On the surface, this sounds so easy. You tell your members to text this number to donate. It sounds simple until they get that text reply asking them to create an account and look up their routing and bank account numbers. Maybe I am making it sound more difficult than it really is, but there is certainly a level of donor that isn't willing to take these steps in order to donate. In fact, 30% of people abandon a transaction if they are asked to create an account in order to complete a transaction. There goes a portion of your donors.
This is every church's favorite because most donations are recurring making forecasting that much simpler for them. Again, online giving is not for every level of donor. First, they have to create an account. I won't harp on this one anymore. Second, there's a generation of people at church that despise recurring bank debits. Unfortunately, this is reserved for Spotify and student loans. Third, if they don't set up recurring giving, they have to remember to give. They have to open their browser, login, and donate to your church as if they don't have a million other things going on during the weekends. And last but not least, giving from your computer isn't the same as giving in the moment during the service when your attention is piqued. Pastors spend days writing and practicing their sermons to move an entire group of people, but online giving is like asking someone to squeeze in their generosity between dropping the kids at soccer practice and making dinner.

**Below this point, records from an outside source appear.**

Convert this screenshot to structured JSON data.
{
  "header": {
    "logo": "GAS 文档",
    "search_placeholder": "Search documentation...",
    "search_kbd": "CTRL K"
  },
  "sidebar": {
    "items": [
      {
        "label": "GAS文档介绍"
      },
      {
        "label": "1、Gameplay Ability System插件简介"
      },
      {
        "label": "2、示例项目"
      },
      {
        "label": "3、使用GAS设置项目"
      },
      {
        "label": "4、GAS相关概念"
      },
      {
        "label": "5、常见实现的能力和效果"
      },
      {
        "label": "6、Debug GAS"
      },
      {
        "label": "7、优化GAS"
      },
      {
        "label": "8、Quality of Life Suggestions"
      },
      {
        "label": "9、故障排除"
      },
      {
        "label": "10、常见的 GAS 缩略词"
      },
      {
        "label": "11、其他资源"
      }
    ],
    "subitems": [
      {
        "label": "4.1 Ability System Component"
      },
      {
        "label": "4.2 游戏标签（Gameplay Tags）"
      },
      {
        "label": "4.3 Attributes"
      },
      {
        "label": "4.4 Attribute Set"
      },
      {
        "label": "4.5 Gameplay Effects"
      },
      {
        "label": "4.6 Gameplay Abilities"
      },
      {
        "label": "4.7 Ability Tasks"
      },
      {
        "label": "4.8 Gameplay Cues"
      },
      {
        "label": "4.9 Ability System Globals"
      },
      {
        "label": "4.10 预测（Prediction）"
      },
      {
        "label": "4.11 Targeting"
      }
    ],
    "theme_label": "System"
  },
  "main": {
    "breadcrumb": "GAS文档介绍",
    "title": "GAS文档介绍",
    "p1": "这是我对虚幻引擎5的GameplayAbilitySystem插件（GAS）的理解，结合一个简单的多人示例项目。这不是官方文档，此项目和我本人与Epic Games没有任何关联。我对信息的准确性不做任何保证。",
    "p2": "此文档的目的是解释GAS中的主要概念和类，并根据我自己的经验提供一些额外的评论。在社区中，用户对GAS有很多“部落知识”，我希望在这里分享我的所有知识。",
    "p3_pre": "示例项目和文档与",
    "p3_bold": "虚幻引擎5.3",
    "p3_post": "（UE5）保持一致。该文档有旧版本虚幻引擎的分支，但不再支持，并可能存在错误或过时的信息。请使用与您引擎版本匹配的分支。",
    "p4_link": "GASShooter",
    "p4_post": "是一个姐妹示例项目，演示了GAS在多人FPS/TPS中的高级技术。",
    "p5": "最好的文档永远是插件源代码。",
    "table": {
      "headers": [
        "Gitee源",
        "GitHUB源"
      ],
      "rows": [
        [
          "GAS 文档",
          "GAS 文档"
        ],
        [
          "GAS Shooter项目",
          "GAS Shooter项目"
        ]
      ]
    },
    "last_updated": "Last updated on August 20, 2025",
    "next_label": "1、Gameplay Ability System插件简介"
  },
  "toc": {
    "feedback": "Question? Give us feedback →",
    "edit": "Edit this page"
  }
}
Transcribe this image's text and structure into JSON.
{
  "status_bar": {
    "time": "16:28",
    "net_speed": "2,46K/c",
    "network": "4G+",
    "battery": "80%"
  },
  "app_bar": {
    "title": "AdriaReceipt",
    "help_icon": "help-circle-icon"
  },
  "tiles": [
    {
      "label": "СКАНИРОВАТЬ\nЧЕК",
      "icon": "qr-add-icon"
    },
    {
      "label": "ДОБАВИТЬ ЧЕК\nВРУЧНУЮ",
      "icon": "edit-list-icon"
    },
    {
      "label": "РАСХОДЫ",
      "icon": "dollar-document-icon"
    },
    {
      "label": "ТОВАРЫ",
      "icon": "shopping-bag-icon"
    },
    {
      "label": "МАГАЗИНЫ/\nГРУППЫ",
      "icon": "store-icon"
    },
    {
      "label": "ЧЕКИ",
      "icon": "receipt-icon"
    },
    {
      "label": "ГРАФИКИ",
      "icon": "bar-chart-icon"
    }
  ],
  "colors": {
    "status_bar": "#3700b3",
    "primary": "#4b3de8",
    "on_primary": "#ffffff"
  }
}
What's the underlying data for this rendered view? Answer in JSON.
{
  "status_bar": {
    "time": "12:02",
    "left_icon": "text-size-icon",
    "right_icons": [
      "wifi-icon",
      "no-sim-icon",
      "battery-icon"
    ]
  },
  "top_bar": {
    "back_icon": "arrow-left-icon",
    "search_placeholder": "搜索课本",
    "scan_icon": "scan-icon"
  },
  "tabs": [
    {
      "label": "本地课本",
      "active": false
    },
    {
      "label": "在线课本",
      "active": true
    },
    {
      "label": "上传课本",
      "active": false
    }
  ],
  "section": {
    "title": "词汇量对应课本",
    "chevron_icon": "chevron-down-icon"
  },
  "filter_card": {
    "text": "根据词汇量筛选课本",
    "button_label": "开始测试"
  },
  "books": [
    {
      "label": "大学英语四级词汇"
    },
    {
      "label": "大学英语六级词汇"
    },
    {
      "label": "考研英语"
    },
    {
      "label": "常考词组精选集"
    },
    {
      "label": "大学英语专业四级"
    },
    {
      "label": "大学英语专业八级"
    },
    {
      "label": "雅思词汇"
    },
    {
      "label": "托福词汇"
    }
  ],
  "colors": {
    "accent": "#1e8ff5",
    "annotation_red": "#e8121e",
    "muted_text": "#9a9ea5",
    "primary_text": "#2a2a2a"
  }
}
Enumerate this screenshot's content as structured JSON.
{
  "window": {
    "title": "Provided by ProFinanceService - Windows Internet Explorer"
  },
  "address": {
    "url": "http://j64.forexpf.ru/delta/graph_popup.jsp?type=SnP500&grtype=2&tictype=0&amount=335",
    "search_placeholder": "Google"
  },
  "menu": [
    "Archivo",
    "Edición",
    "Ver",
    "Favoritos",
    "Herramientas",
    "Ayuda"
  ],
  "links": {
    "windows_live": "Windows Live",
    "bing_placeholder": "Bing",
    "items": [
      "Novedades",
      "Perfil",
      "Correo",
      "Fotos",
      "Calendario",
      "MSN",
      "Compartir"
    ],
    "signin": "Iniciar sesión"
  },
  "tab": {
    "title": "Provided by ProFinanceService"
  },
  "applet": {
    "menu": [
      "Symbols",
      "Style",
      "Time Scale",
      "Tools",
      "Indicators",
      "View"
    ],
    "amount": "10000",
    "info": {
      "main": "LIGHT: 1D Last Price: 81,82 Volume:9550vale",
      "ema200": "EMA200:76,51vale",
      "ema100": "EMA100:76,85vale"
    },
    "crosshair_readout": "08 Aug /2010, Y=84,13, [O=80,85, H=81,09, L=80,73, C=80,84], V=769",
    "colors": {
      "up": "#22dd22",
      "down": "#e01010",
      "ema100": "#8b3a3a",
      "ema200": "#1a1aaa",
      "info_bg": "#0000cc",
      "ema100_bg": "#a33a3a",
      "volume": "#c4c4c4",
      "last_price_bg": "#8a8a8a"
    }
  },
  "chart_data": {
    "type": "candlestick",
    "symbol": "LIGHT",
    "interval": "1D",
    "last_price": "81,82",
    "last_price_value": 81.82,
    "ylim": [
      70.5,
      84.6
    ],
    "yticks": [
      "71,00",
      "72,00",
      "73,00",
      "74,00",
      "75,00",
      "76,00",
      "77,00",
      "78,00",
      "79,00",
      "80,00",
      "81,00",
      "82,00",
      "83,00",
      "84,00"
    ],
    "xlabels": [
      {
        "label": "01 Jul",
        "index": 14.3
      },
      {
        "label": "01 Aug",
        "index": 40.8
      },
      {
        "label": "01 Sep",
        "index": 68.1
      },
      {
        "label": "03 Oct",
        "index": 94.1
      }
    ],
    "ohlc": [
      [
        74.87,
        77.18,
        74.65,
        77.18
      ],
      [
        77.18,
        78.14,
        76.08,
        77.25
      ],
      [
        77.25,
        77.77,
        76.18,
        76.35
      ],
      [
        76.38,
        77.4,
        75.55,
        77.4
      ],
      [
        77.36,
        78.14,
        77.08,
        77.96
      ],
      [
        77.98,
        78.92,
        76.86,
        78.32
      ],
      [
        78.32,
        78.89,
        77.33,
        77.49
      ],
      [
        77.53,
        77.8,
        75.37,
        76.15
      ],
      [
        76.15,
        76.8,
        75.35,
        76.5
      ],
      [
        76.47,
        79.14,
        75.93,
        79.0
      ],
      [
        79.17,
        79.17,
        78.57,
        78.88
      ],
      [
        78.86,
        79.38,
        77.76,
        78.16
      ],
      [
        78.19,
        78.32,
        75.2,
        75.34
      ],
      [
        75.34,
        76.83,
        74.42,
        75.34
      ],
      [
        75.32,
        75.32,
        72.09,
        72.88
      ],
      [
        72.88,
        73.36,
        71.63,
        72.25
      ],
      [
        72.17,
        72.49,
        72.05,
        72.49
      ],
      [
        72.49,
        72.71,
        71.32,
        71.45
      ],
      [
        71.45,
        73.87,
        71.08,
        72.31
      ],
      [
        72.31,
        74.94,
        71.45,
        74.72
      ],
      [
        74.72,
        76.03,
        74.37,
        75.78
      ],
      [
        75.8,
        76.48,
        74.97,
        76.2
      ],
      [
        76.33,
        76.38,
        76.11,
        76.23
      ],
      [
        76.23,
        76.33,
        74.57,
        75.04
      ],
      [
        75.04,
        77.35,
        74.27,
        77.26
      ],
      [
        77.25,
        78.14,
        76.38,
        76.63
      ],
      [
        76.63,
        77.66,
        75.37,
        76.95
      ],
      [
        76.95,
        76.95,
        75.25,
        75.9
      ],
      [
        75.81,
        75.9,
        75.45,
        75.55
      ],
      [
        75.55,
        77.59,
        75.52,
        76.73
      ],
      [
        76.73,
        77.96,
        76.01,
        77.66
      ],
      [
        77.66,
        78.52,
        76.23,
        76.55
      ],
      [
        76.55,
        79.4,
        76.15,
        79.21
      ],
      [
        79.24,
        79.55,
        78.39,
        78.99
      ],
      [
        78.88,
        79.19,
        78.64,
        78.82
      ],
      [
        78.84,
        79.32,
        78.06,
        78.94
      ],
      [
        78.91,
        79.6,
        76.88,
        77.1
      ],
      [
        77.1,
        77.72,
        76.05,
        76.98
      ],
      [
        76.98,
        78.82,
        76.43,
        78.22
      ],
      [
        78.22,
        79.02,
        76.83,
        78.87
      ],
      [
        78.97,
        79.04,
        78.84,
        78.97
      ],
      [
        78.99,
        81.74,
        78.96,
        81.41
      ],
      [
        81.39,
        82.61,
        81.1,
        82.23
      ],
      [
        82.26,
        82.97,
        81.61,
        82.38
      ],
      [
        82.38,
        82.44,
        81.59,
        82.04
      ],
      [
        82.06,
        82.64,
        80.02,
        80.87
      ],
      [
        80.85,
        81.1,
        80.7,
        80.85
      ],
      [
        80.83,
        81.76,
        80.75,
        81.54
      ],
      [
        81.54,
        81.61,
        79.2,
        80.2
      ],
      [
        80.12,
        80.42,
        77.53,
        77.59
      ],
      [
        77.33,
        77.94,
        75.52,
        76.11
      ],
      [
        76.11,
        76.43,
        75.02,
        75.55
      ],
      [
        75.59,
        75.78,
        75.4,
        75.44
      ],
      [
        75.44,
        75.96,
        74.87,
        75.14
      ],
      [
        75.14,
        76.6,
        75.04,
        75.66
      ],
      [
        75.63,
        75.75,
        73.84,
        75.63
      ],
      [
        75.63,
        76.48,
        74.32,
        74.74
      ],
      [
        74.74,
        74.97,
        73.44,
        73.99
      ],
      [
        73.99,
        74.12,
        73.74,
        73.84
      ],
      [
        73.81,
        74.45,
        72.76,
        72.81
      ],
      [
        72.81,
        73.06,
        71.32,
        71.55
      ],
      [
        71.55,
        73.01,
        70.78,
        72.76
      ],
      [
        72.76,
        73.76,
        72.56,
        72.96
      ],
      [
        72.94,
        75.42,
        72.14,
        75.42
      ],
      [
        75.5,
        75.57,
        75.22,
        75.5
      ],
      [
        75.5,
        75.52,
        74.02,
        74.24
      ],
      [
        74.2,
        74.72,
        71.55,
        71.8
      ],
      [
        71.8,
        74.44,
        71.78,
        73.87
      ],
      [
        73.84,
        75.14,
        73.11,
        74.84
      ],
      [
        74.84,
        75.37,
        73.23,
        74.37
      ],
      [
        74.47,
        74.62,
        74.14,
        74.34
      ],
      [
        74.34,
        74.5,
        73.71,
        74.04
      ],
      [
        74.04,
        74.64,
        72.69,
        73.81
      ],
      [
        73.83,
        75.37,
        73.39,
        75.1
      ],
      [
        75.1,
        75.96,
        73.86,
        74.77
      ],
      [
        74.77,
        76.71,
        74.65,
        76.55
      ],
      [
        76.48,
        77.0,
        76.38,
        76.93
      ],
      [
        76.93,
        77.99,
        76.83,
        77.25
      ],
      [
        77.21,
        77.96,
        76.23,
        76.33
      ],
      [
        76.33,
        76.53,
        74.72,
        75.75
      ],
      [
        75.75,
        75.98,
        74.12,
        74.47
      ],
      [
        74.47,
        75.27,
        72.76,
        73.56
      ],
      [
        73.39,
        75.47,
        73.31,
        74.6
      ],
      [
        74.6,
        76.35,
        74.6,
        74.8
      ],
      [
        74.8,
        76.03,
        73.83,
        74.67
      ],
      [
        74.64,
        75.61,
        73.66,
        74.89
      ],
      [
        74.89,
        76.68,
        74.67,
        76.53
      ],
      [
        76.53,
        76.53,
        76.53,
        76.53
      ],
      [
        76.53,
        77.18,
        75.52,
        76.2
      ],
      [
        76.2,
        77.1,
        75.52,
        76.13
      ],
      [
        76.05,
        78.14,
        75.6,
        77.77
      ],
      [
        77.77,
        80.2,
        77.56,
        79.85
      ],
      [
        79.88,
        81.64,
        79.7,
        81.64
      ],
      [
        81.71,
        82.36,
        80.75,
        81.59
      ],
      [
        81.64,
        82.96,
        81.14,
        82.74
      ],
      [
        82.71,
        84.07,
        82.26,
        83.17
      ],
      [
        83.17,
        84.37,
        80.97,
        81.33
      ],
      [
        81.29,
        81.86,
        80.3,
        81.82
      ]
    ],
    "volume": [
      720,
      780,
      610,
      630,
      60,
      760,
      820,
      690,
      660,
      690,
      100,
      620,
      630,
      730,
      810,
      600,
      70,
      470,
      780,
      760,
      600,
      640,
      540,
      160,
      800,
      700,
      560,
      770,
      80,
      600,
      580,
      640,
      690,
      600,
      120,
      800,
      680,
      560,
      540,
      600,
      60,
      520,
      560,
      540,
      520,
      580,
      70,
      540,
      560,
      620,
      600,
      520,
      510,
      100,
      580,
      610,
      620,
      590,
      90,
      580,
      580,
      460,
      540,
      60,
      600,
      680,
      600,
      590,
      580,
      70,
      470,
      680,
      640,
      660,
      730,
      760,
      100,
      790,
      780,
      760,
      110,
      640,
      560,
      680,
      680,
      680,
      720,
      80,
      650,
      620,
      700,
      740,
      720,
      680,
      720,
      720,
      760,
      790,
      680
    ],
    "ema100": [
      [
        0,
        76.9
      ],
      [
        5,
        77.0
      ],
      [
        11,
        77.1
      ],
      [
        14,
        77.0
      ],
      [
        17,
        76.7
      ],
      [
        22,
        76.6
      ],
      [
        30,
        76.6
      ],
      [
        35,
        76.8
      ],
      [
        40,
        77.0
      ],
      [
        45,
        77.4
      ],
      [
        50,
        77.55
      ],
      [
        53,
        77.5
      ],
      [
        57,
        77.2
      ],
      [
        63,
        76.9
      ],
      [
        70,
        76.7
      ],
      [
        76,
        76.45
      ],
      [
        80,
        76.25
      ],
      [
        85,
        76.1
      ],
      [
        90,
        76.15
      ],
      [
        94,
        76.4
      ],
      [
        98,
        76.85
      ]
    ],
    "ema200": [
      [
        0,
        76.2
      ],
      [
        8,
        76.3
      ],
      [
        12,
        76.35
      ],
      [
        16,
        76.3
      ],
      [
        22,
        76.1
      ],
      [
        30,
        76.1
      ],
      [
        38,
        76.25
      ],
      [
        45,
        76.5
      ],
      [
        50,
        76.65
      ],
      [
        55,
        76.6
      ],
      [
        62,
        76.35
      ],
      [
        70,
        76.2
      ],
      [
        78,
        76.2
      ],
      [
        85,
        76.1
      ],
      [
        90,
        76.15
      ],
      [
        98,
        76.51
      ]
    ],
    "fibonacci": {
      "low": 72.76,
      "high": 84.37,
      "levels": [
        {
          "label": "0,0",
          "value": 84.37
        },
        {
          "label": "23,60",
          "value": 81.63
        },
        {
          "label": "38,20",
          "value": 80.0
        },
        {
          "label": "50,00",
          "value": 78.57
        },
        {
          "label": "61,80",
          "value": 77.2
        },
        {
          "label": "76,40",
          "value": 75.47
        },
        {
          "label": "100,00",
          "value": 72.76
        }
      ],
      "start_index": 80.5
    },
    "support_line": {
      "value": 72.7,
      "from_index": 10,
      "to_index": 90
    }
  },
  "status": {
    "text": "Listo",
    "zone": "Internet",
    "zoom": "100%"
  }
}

Kiosks have many of the same problems mentioned above. Donors have to create an account, sometimes they have to actually wait in a line to give, and it all happens outside of the service. You're asking people to give after the service when they're rushing to their cars to beat the brunch rush or before the service when they are already 5 minutes late because someone in the family couldn't find the right shoes to wear. Kiosks were booming a while back, but maybe their appeal has been lost for some of these reasons.
Arguably, this may be the simplest solution of all for the generation that still carries cash. If you have cash, put it in this basket when we place it in your lap. That sounds simpler than all the other tools if you ask me. The problem is most people don't carry cash, and 80% of people prefer to use a card over cash for transactions. Maybe that's why the traditional basket is dying.
It sounds like I am bashing all of the donation tools out there, but I'm really not. I have used all of them at one point or another, but the current donation tools only appeal to the level of donor who is willing to jump through a few hoops to donate. To answer this blog post's question, the reason why most donation tools produce the same results is because their appeal only reaches a certain level of donor. There's a lot of stats out there on giving, but generally speaking, only about 50% of people at church give anything at all. That means that the church's current donation tools are only capturing half of the potential donors. No matter how easy a tool is, you'll never capture everyone because giving isn't just based on ease-of-use. There's more to the decision to give than that, but that's outside the control of any giving tool.
Why Pod was Built
"We were the first church to use Pod, and at this point, we couldn't stop using it for our offering."
If you don't know what Pod is, you can read more about it here. In a few words, Pod allows anyone to give with their card during the service in a single second. There's no creating an account, downloading an app, remembering cash, or waiting in line at a kiosk. When we built Pod, the entire goal was to remove all of the obstacles to giving so that those who had the ability to give had the easiest opportunity to give, the path of least resistance we like to call it. It was never meant to take away from another giving option. It was meant to be an option for the level of donor it would appeal to, and our data showed that by appealing to that level of donor, you can boost your offering by 45% by simply passing around Pods during the offering.